I always believed, since the kids were babies, that something magical would happen when Ella turned six and Harrison became eight.  It would become so easy to travel, go shopping, get things done around the house - all because I believed that their maturity and independence would allow this.

For the most part this is true.  They can now buckle their own seat belts.  (I cannot tell you the difference that has made in my life.  It's so nice just to get into the driver's seat without crawling across two seats.)  They can reach the toaster to pull out their own bagels.  They can cross the street if they PROMISE to look both ways while I'm watching from the front door.  These are all wonderfully helpful accomplishments, and I get goosebumps from the excitement of knowing that they are actually using toilet paper ON THEIR OWN, but it doesn't make up for the independent thinking that comes with this growth in fine motor skills and height.  

Both kids have become a bit cunning.  Harrison is more direct.  If you tell him that he can't play with his new handheld video game, he'll talk you into letting him play one of the "learning" games.  Never fails, though, that I'll let him play "Brain Age 2" and all of a sudden I'll hear the theme to "Star Wars".  When I call him on it - he just says "sorry".  You know how they say it...automatically and yet with a sing-song quality to it that tries to give it some bit of credibility.  It kills me to know that he has figured out that I can't see through the walls when he's in the other room.

Ella is more passive.  She will whine and pester to get something.  She lulls you into thinking that you are the most wonderful, important person in the world and then BAM! - you've allowed her to talk you into two play dates on the same day, a trip to "Michael's" for MORE craft supplies AND ice cream for dessert even though she's WAY too full and can't possibly finish her chicken.

Put the two together, throw in a public setting and my stress meter goes through the roof.  They giggle and whisper and come up with devious ways to terrorize me with the constant uncertainty that they could embarrass me at any moment.   I have tried deep breathing...I must have pushed that so much with Harrison last year that now he senses when I need to do it and coaxes me into it when we're in a store and they've put their fingerprints on EACH AND EVERY glass showcase in the place.  The breathing works for awhile - as does the valium - but the fear is ever present.  They are getting too smart.  

Damn.

8 comments:

blackbird said...

Their faces are going to stick like that.

Amanda said...

I have two boys, now two and four, and my mantra since the youngest was born has been "FIVE AND SEVEN, FIVE AND SEVEN, FIVE AND SEVEN." I'm glad to hear that life gets (somewhat) easier. I really enjoy reading your blog!
Amanda

Kathy said...

Oh boy...I am so in for it...

Andrea @ Sweet Life said...

My sister and I were 8 and 10 when we strategically let the air out of a whoopie cushion at the EXACT moment the lady at the drive-thru opened the window to talk to my mom.

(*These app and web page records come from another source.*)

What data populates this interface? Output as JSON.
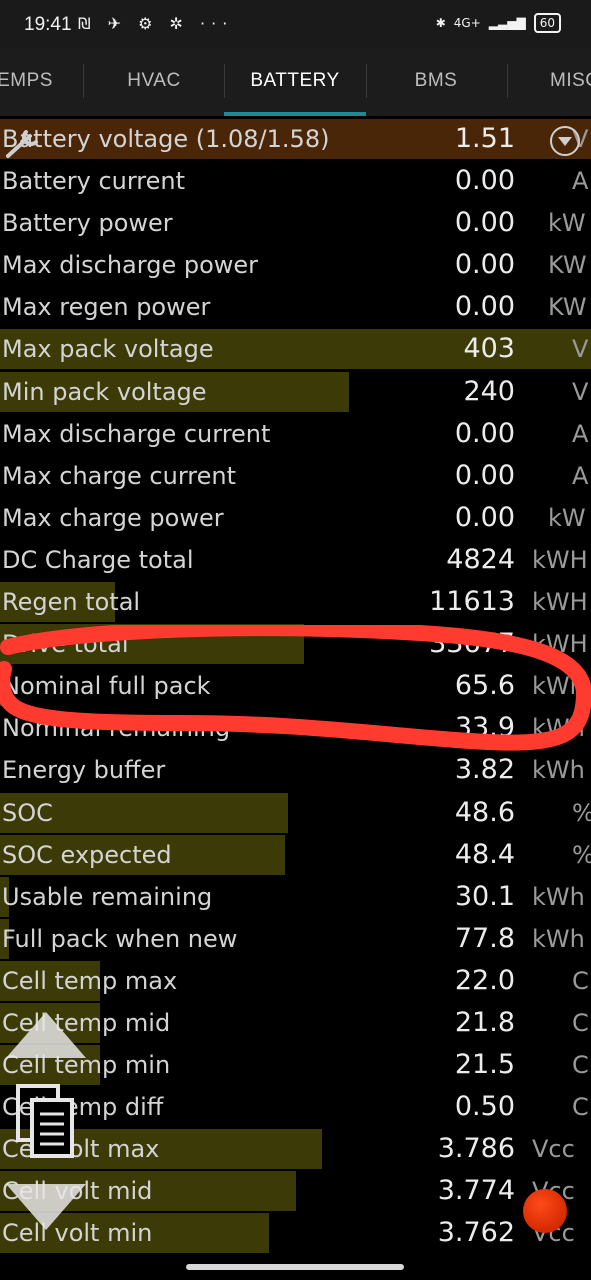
{
  "status_bar": {
    "time": "19:41",
    "left_icons": "₪ ✈ ⚙ ✲ ···",
    "network": "4G+",
    "battery": "60"
  },
  "tabs": [
    {
      "label": "EMPS",
      "active": false
    },
    {
      "label": "HVAC",
      "active": false
    },
    {
      "label": "BATTERY",
      "active": true
    },
    {
      "label": "BMS",
      "active": false
    },
    {
      "label": "MISC",
      "active": false
    }
  ],
  "rows": [
    {
      "label": "Battery voltage (1.08/1.58)",
      "value": "1.51",
      "unit": "V",
      "fill": 1.0,
      "highlight": true
    },
    {
      "label": "Battery current",
      "value": "0.00",
      "unit": "A",
      "fill": 0
    },
    {
      "label": "Battery power",
      "value": "0.00",
      "unit": "kW",
      "fill": 0
    },
    {
      "label": "Max discharge power",
      "value": "0.00",
      "unit": "KW",
      "fill": 0
    },
    {
      "label": "Max regen power",
      "value": "0.00",
      "unit": "KW",
      "fill": 0
    },
    {
      "label": "Max pack voltage",
      "value": "403",
      "unit": "V",
      "fill": 1.0
    },
    {
      "label": "Min pack voltage",
      "value": "240",
      "unit": "V",
      "fill": 0.59
    },
    {
      "label": "Max discharge current",
      "value": "0.00",
      "unit": "A",
      "fill": 0
    },
    {
      "label": "Max charge current",
      "value": "0.00",
      "unit": "A",
      "fill": 0
    },
    {
      "label": "Max charge power",
      "value": "0.00",
      "unit": "kW",
      "fill": 0
    },
    {
      "label": "DC Charge total",
      "value": "4824",
      "unit": "kWH",
      "fill": 0
    },
    {
      "label": "Regen total",
      "value": "11613",
      "unit": "kWH",
      "fill": 0.195
    },
    {
      "label": "Drive total",
      "value": "33677",
      "unit": "kWH",
      "fill": 0.515
    },
    {
      "label": "Nominal full pack",
      "value": "65.6",
      "unit": "kWh",
      "fill": 0.012
    },
    {
      "label": "Nominal remaining",
      "value": "33.9",
      "unit": "kWh",
      "fill": 0
    },
    {
      "label": "Energy buffer",
      "value": "3.82",
      "unit": "kWh",
      "fill": 0
    },
    {
      "label": "SOC",
      "value": "48.6",
      "unit": "%",
      "fill": 0.487
    },
    {
      "label": "SOC expected",
      "value": "48.4",
      "unit": "%",
      "fill": 0.483
    },
    {
      "label": "Usable remaining",
      "value": "30.1",
      "unit": "kWh",
      "fill": 0.015
    },
    {
      "label": "Full pack when new",
      "value": "77.8",
      "unit": "kWh",
      "fill": 0.015
    },
    {
      "label": "Cell temp max",
      "value": "22.0",
      "unit": "C",
      "fill": 0.17
    },
    {
      "label": "Cell temp mid",
      "value": "21.8",
      "unit": "C",
      "fill": 0.17
    },
    {
      "label": "Cell temp min",
      "value": "21.5",
      "unit": "C",
      "fill": 0.17
    },
    {
      "label": "Cell temp diff",
      "value": "0.50",
      "unit": "C",
      "fill": 0
    },
    {
      "label": "Cell volt max",
      "value": "3.786",
      "unit": "Vcc",
      "fill": 0.545
    },
    {
      "label": "Cell volt mid",
      "value": "3.774",
      "unit": "Vcc",
      "fill": 0.5
    },
    {
      "label": "Cell volt min",
      "value": "3.762",
      "unit": "Vcc",
      "fill": 0.455
    }
  ],
  "colors": {
    "bar_fill": "#3c3a06",
    "highlight_fill": "#4a2608",
    "tab_indicator": "#1a8c8c",
    "annotation": "#ff3b30",
    "record_button": "#e03a0a"
  }
}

The best part about it? It was hot with no air in the car, and my mom said "oooooooh, that feels so good" as if on cue. It makes me laugh until I cry, even to this day.

I think the whole "embarassment" thing goes on a few more years!

Andrea @ Sweet Life said...

Maybe I should have read that through... let me clarify: she said "oooooh that feels so good" when she felt the air conditioning from the restaurant through the open window. Does that make more sense?

nicolemadison said...

I clicked. :)

jer said...

@ Andrea -

I liked it better w/o the explanation. She was, for a brief moment, the coolest mom in the world (in my eyes.)

Chris said...

Never gets easier, just more complicated. If I had to choose between my 15 year olds stuff and my 4 year olds, I would choose the 4 year olds hands down,